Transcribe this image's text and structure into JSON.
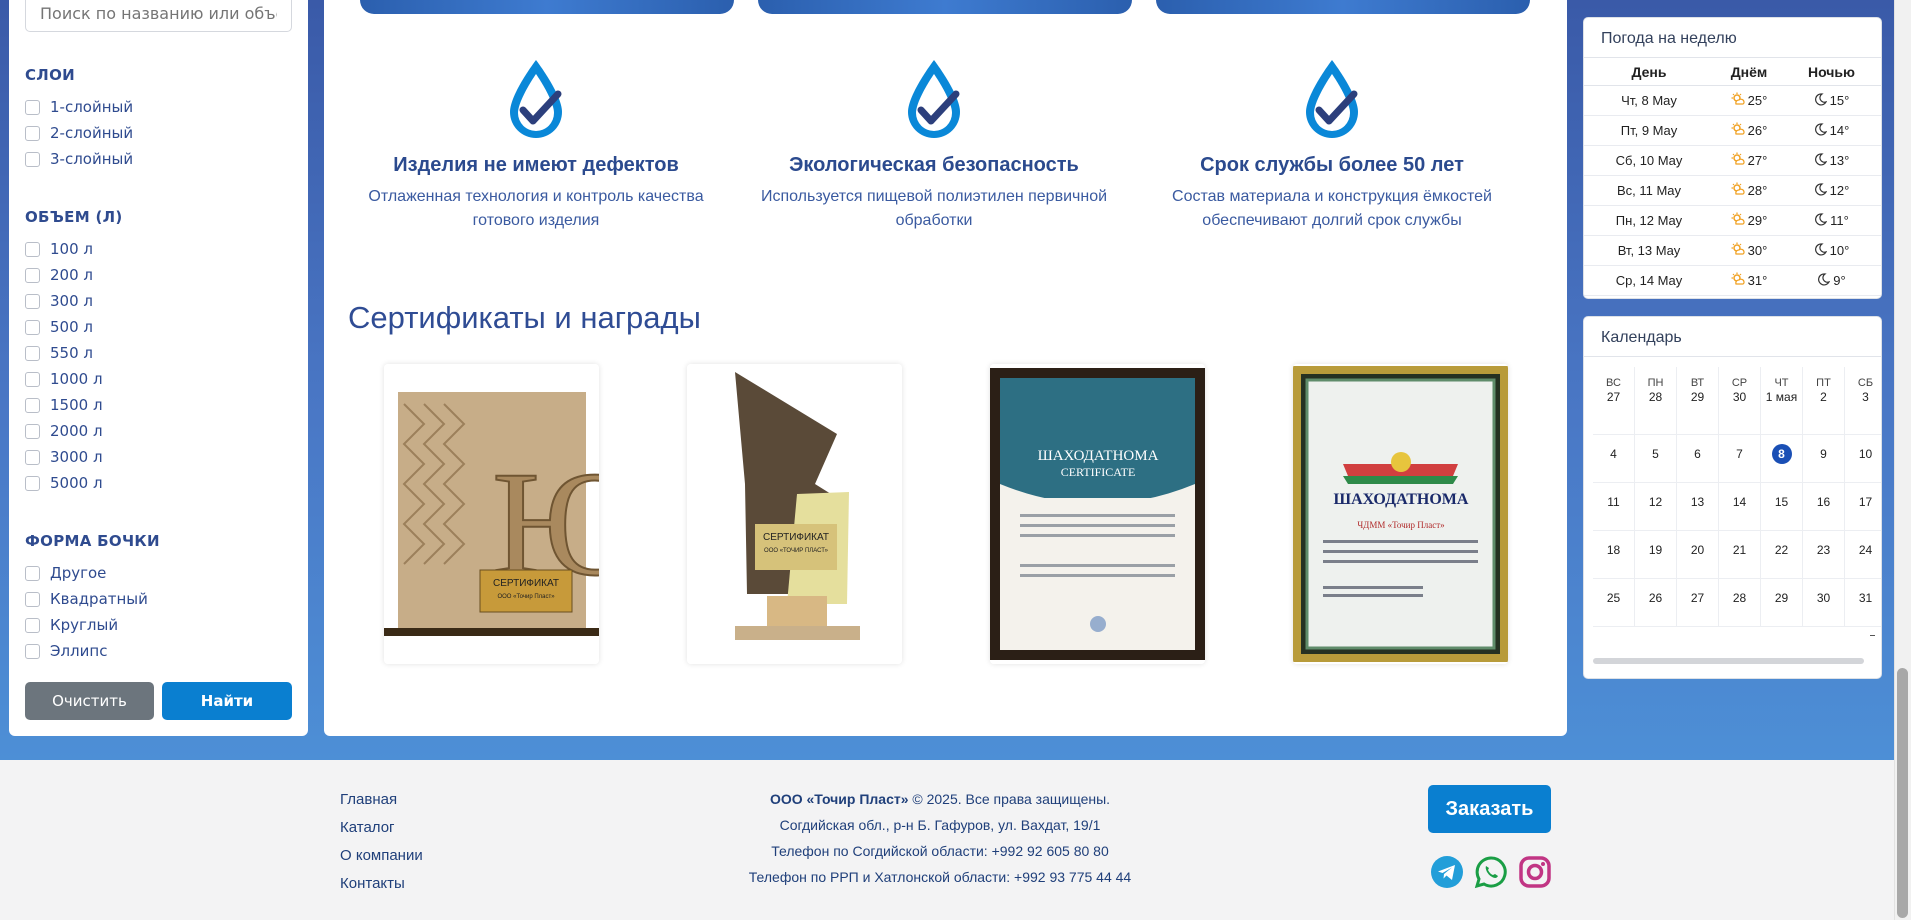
{
  "filters": {
    "search_placeholder": "Поиск по названию или объему",
    "layers_title": "СЛОИ",
    "layers": [
      "1-слойный",
      "2-слойный",
      "3-слойный"
    ],
    "volume_title": "ОБЪЕМ (Л)",
    "volumes": [
      "100 л",
      "200 л",
      "300 л",
      "500 л",
      "550 л",
      "1000 л",
      "1500 л",
      "2000 л",
      "3000 л",
      "5000 л"
    ],
    "shape_title": "ФОРМА БОЧКИ",
    "shapes": [
      "Другое",
      "Квадратный",
      "Круглый",
      "Эллипс"
    ],
    "clear_label": "Очистить",
    "find_label": "Найти"
  },
  "features": [
    {
      "title": "Изделия не имеют дефектов",
      "text": "Отлаженная технология и контроль качества готового изделия"
    },
    {
      "title": "Экологическая безопасность",
      "text": "Используется пищевой полиэтилен первичной обработки"
    },
    {
      "title": "Срок службы более 50 лет",
      "text": "Состав материала и конструкция ёмкостей обеспечивают долгий срок службы"
    }
  ],
  "certificates": {
    "title": "Сертификаты и награды",
    "items": [
      {
        "caption": "СЕРТИФИКАТ",
        "sub": "ООО «Точир Пласт»"
      },
      {
        "caption": "СЕРТИФИКАТ",
        "sub": "ООО «ТОЧИР ПЛАСТ»"
      },
      {
        "caption": "ШАХОДАТНОМА",
        "sub": "CERTIFICATE"
      },
      {
        "caption": "ШАХОДАТНОМА",
        "sub": "ЧДММ «Точир Пласт»"
      }
    ]
  },
  "weather": {
    "title": "Погода на неделю",
    "col_day": "День",
    "col_daytime": "Днём",
    "col_night": "Ночью",
    "rows": [
      {
        "day": "Чт, 8 May",
        "d": "25°",
        "n": "15°"
      },
      {
        "day": "Пт, 9 May",
        "d": "26°",
        "n": "14°"
      },
      {
        "day": "Сб, 10 May",
        "d": "27°",
        "n": "13°"
      },
      {
        "day": "Вс, 11 May",
        "d": "28°",
        "n": "12°"
      },
      {
        "day": "Пн, 12 May",
        "d": "29°",
        "n": "11°"
      },
      {
        "day": "Вт, 13 May",
        "d": "30°",
        "n": "10°"
      },
      {
        "day": "Ср, 14 May",
        "d": "31°",
        "n": "9°"
      }
    ]
  },
  "calendar": {
    "title": "Календарь",
    "header": [
      {
        "dow": "ВС",
        "dn": "27"
      },
      {
        "dow": "ПН",
        "dn": "28"
      },
      {
        "dow": "ВТ",
        "dn": "29"
      },
      {
        "dow": "СР",
        "dn": "30"
      },
      {
        "dow": "ЧТ",
        "dn": "1 мая"
      },
      {
        "dow": "ПТ",
        "dn": "2"
      },
      {
        "dow": "СБ",
        "dn": "3"
      }
    ],
    "weeks": [
      [
        "4",
        "5",
        "6",
        "7",
        "8",
        "9",
        "10"
      ],
      [
        "11",
        "12",
        "13",
        "14",
        "15",
        "16",
        "17"
      ],
      [
        "18",
        "19",
        "20",
        "21",
        "22",
        "23",
        "24"
      ],
      [
        "25",
        "26",
        "27",
        "28",
        "29",
        "30",
        "31"
      ]
    ],
    "today": "8"
  },
  "footer": {
    "nav": [
      "Главная",
      "Каталог",
      "О компании",
      "Контакты"
    ],
    "company": "ООО «Точир Пласт»",
    "copyright": "© 2025. Все права защищены.",
    "address": "Согдийская обл., р-н Б. Гафуров, ул. Вахдат, 19/1",
    "phone1": "Телефон по Согдийской области: +992 92 605 80 80",
    "phone2": "Телефон по РРП и Хатлонской области: +992 93 775 44 44",
    "order_label": "Заказать"
  },
  "colors": {
    "accent": "#0a7fd0",
    "heading": "#2b4a8e",
    "telegram": "#229ed9",
    "whatsapp": "#1a9e45",
    "instagram": "#c13584"
  }
}
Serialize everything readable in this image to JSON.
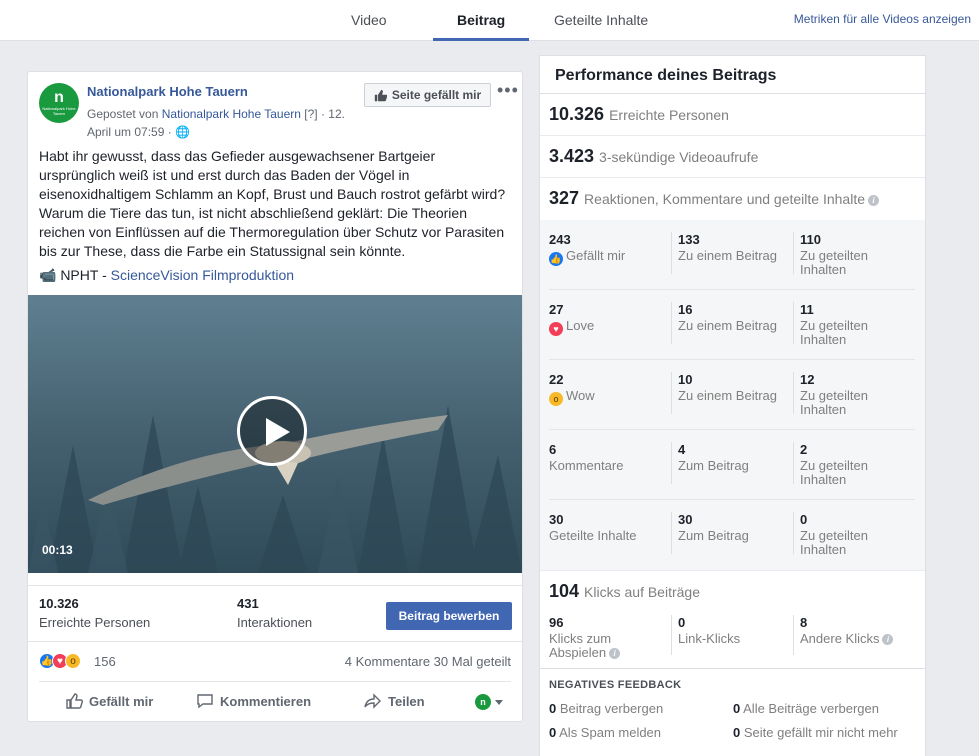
{
  "tabs": [
    {
      "label": "Video"
    },
    {
      "label": "Beitrag"
    },
    {
      "label": "Geteilte Inhalte"
    }
  ],
  "top_link": "Metriken für alle Videos anzeigen",
  "post": {
    "avatar_text": "n",
    "avatar_subtext": "Nationalpark Hohe Tauern",
    "page_name": "Nationalpark Hohe Tauern",
    "posted_by_prefix": "Gepostet von",
    "posted_by": "Nationalpark Hohe Tauern",
    "posted_by_suffix": "[?] · 12. April um 07:59 ·",
    "like_page_button": "Seite gefällt mir",
    "text": "Habt ihr gewusst, dass das Gefieder ausgewachsener Bartgeier ursprünglich weiß ist und erst durch das Baden der Vögel in eisenoxidhaltigem Schlamm an Kopf, Brust und Bauch rostrot gefärbt wird? Warum die Tiere das tun, ist nicht abschließend geklärt: Die Theorien reichen von Einflüssen auf die Thermoregulation über Schutz vor Parasiten bis zur These, dass die Farbe ein Statussignal sein könnte.",
    "credit_prefix": "📹 NPHT -",
    "credit_link": "ScienceVision Filmproduktion",
    "video_duration": "00:13",
    "reach_value": "10.326",
    "reach_label": "Erreichte Personen",
    "interactions_value": "431",
    "interactions_label": "Interaktionen",
    "promote_button": "Beitrag bewerben",
    "reactions_count": "156",
    "comments_shares": "4 Kommentare  30 Mal geteilt",
    "actions": {
      "like": "Gefällt mir",
      "comment": "Kommentieren",
      "share": "Teilen"
    },
    "audience_icon_text": "n"
  },
  "performance": {
    "title": "Performance deines Beitrags",
    "reached": {
      "value": "10.326",
      "label": "Erreichte Personen"
    },
    "views": {
      "value": "3.423",
      "label": "3-sekündige Videoaufrufe"
    },
    "engagement": {
      "value": "327",
      "label": "Reaktionen, Kommentare und geteilte Inhalte"
    },
    "breakdown": [
      {
        "total": "243",
        "label": "Gefällt mir",
        "icon": "like",
        "post": "133",
        "post_label": "Zu einem Beitrag",
        "shared": "110",
        "shared_label": "Zu geteilten Inhalten"
      },
      {
        "total": "27",
        "label": "Love",
        "icon": "love",
        "post": "16",
        "post_label": "Zu einem Beitrag",
        "shared": "11",
        "shared_label": "Zu geteilten Inhalten"
      },
      {
        "total": "22",
        "label": "Wow",
        "icon": "wow",
        "post": "10",
        "post_label": "Zu einem Beitrag",
        "shared": "12",
        "shared_label": "Zu geteilten Inhalten"
      },
      {
        "total": "6",
        "label": "Kommentare",
        "icon": "",
        "post": "4",
        "post_label": "Zum Beitrag",
        "shared": "2",
        "shared_label": "Zu geteilten Inhalten"
      },
      {
        "total": "30",
        "label": "Geteilte Inhalte",
        "icon": "",
        "post": "30",
        "post_label": "Zum Beitrag",
        "shared": "0",
        "shared_label": "Zu geteilten Inhalten"
      }
    ],
    "clicks": {
      "value": "104",
      "label": "Klicks auf Beiträge",
      "play": {
        "value": "96",
        "label": "Klicks zum Abspielen"
      },
      "link": {
        "value": "0",
        "label": "Link-Klicks"
      },
      "other": {
        "value": "8",
        "label": "Andere Klicks"
      }
    },
    "negative": {
      "title": "NEGATIVES FEEDBACK",
      "hide_post": {
        "value": "0",
        "label": "Beitrag verbergen"
      },
      "hide_all": {
        "value": "0",
        "label": "Alle Beiträge verbergen"
      },
      "spam": {
        "value": "0",
        "label": "Als Spam melden"
      },
      "unlike": {
        "value": "0",
        "label": "Seite gefällt mir nicht mehr"
      }
    }
  },
  "colors": {
    "accent": "#4267b2",
    "link": "#365899",
    "brand_green": "#1a9a3f"
  }
}
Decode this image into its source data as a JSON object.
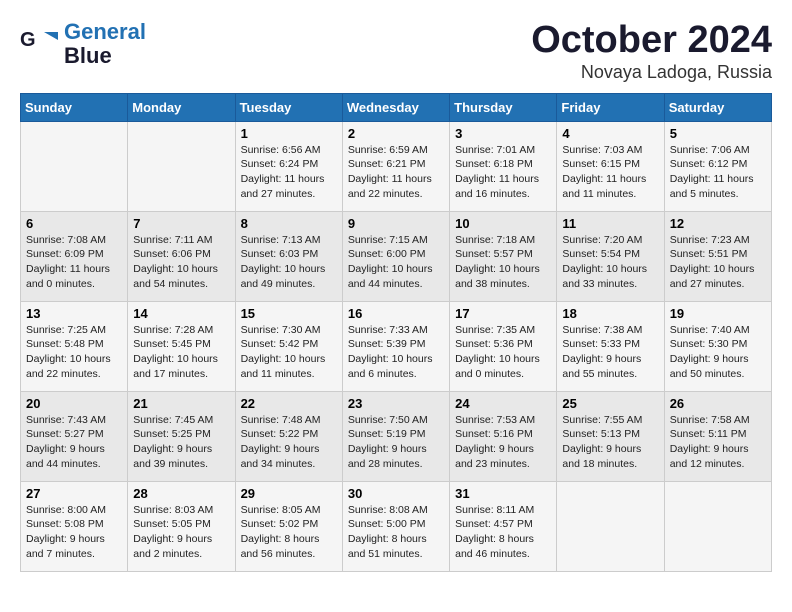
{
  "header": {
    "logo_line1": "General",
    "logo_line2": "Blue",
    "month": "October 2024",
    "location": "Novaya Ladoga, Russia"
  },
  "weekdays": [
    "Sunday",
    "Monday",
    "Tuesday",
    "Wednesday",
    "Thursday",
    "Friday",
    "Saturday"
  ],
  "weeks": [
    [
      {
        "day": "",
        "sunrise": "",
        "sunset": "",
        "daylight": ""
      },
      {
        "day": "",
        "sunrise": "",
        "sunset": "",
        "daylight": ""
      },
      {
        "day": "1",
        "sunrise": "Sunrise: 6:56 AM",
        "sunset": "Sunset: 6:24 PM",
        "daylight": "Daylight: 11 hours and 27 minutes."
      },
      {
        "day": "2",
        "sunrise": "Sunrise: 6:59 AM",
        "sunset": "Sunset: 6:21 PM",
        "daylight": "Daylight: 11 hours and 22 minutes."
      },
      {
        "day": "3",
        "sunrise": "Sunrise: 7:01 AM",
        "sunset": "Sunset: 6:18 PM",
        "daylight": "Daylight: 11 hours and 16 minutes."
      },
      {
        "day": "4",
        "sunrise": "Sunrise: 7:03 AM",
        "sunset": "Sunset: 6:15 PM",
        "daylight": "Daylight: 11 hours and 11 minutes."
      },
      {
        "day": "5",
        "sunrise": "Sunrise: 7:06 AM",
        "sunset": "Sunset: 6:12 PM",
        "daylight": "Daylight: 11 hours and 5 minutes."
      }
    ],
    [
      {
        "day": "6",
        "sunrise": "Sunrise: 7:08 AM",
        "sunset": "Sunset: 6:09 PM",
        "daylight": "Daylight: 11 hours and 0 minutes."
      },
      {
        "day": "7",
        "sunrise": "Sunrise: 7:11 AM",
        "sunset": "Sunset: 6:06 PM",
        "daylight": "Daylight: 10 hours and 54 minutes."
      },
      {
        "day": "8",
        "sunrise": "Sunrise: 7:13 AM",
        "sunset": "Sunset: 6:03 PM",
        "daylight": "Daylight: 10 hours and 49 minutes."
      },
      {
        "day": "9",
        "sunrise": "Sunrise: 7:15 AM",
        "sunset": "Sunset: 6:00 PM",
        "daylight": "Daylight: 10 hours and 44 minutes."
      },
      {
        "day": "10",
        "sunrise": "Sunrise: 7:18 AM",
        "sunset": "Sunset: 5:57 PM",
        "daylight": "Daylight: 10 hours and 38 minutes."
      },
      {
        "day": "11",
        "sunrise": "Sunrise: 7:20 AM",
        "sunset": "Sunset: 5:54 PM",
        "daylight": "Daylight: 10 hours and 33 minutes."
      },
      {
        "day": "12",
        "sunrise": "Sunrise: 7:23 AM",
        "sunset": "Sunset: 5:51 PM",
        "daylight": "Daylight: 10 hours and 27 minutes."
      }
    ],
    [
      {
        "day": "13",
        "sunrise": "Sunrise: 7:25 AM",
        "sunset": "Sunset: 5:48 PM",
        "daylight": "Daylight: 10 hours and 22 minutes."
      },
      {
        "day": "14",
        "sunrise": "Sunrise: 7:28 AM",
        "sunset": "Sunset: 5:45 PM",
        "daylight": "Daylight: 10 hours and 17 minutes."
      },
      {
        "day": "15",
        "sunrise": "Sunrise: 7:30 AM",
        "sunset": "Sunset: 5:42 PM",
        "daylight": "Daylight: 10 hours and 11 minutes."
      },
      {
        "day": "16",
        "sunrise": "Sunrise: 7:33 AM",
        "sunset": "Sunset: 5:39 PM",
        "daylight": "Daylight: 10 hours and 6 minutes."
      },
      {
        "day": "17",
        "sunrise": "Sunrise: 7:35 AM",
        "sunset": "Sunset: 5:36 PM",
        "daylight": "Daylight: 10 hours and 0 minutes."
      },
      {
        "day": "18",
        "sunrise": "Sunrise: 7:38 AM",
        "sunset": "Sunset: 5:33 PM",
        "daylight": "Daylight: 9 hours and 55 minutes."
      },
      {
        "day": "19",
        "sunrise": "Sunrise: 7:40 AM",
        "sunset": "Sunset: 5:30 PM",
        "daylight": "Daylight: 9 hours and 50 minutes."
      }
    ],
    [
      {
        "day": "20",
        "sunrise": "Sunrise: 7:43 AM",
        "sunset": "Sunset: 5:27 PM",
        "daylight": "Daylight: 9 hours and 44 minutes."
      },
      {
        "day": "21",
        "sunrise": "Sunrise: 7:45 AM",
        "sunset": "Sunset: 5:25 PM",
        "daylight": "Daylight: 9 hours and 39 minutes."
      },
      {
        "day": "22",
        "sunrise": "Sunrise: 7:48 AM",
        "sunset": "Sunset: 5:22 PM",
        "daylight": "Daylight: 9 hours and 34 minutes."
      },
      {
        "day": "23",
        "sunrise": "Sunrise: 7:50 AM",
        "sunset": "Sunset: 5:19 PM",
        "daylight": "Daylight: 9 hours and 28 minutes."
      },
      {
        "day": "24",
        "sunrise": "Sunrise: 7:53 AM",
        "sunset": "Sunset: 5:16 PM",
        "daylight": "Daylight: 9 hours and 23 minutes."
      },
      {
        "day": "25",
        "sunrise": "Sunrise: 7:55 AM",
        "sunset": "Sunset: 5:13 PM",
        "daylight": "Daylight: 9 hours and 18 minutes."
      },
      {
        "day": "26",
        "sunrise": "Sunrise: 7:58 AM",
        "sunset": "Sunset: 5:11 PM",
        "daylight": "Daylight: 9 hours and 12 minutes."
      }
    ],
    [
      {
        "day": "27",
        "sunrise": "Sunrise: 8:00 AM",
        "sunset": "Sunset: 5:08 PM",
        "daylight": "Daylight: 9 hours and 7 minutes."
      },
      {
        "day": "28",
        "sunrise": "Sunrise: 8:03 AM",
        "sunset": "Sunset: 5:05 PM",
        "daylight": "Daylight: 9 hours and 2 minutes."
      },
      {
        "day": "29",
        "sunrise": "Sunrise: 8:05 AM",
        "sunset": "Sunset: 5:02 PM",
        "daylight": "Daylight: 8 hours and 56 minutes."
      },
      {
        "day": "30",
        "sunrise": "Sunrise: 8:08 AM",
        "sunset": "Sunset: 5:00 PM",
        "daylight": "Daylight: 8 hours and 51 minutes."
      },
      {
        "day": "31",
        "sunrise": "Sunrise: 8:11 AM",
        "sunset": "Sunset: 4:57 PM",
        "daylight": "Daylight: 8 hours and 46 minutes."
      },
      {
        "day": "",
        "sunrise": "",
        "sunset": "",
        "daylight": ""
      },
      {
        "day": "",
        "sunrise": "",
        "sunset": "",
        "daylight": ""
      }
    ]
  ]
}
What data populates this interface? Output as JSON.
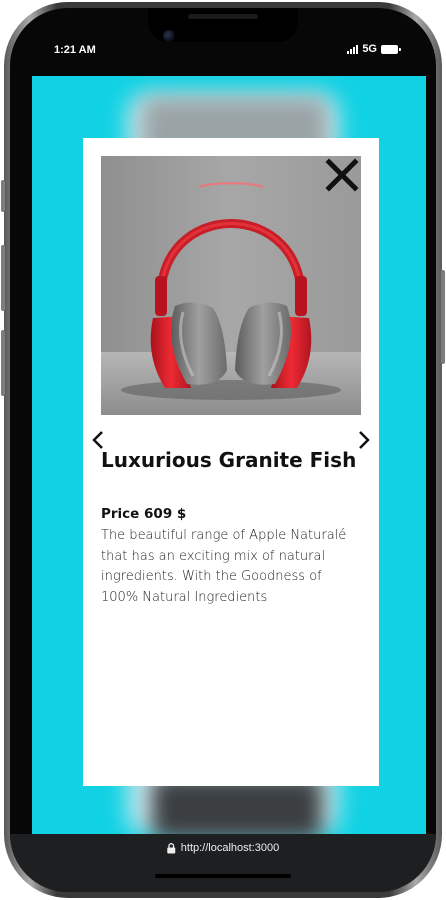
{
  "status_bar": {
    "time": "1:21 AM",
    "network": "5G"
  },
  "product_modal": {
    "title": "Luxurious Granite Fish",
    "price": "Price 609 $",
    "description": "The beautiful range of Apple Naturalé that has an exciting mix of natural ingredients. With the Goodness of 100% Natural Ingredients",
    "image_subject": "red-headphones",
    "icons": {
      "close": "close-icon",
      "prev": "chevron-left-icon",
      "next": "chevron-right-icon"
    }
  },
  "browser": {
    "url": "http://localhost:3000"
  },
  "colors": {
    "background_accent": "#10d2e4",
    "modal_bg": "#ffffff",
    "text_primary": "#111111",
    "headphone_red": "#e3222e"
  }
}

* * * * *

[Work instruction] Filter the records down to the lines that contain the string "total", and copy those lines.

[Output below]
        "total": "243",
        "total": "27",
        "total": "22",
        "total": "6",
        "total": "30",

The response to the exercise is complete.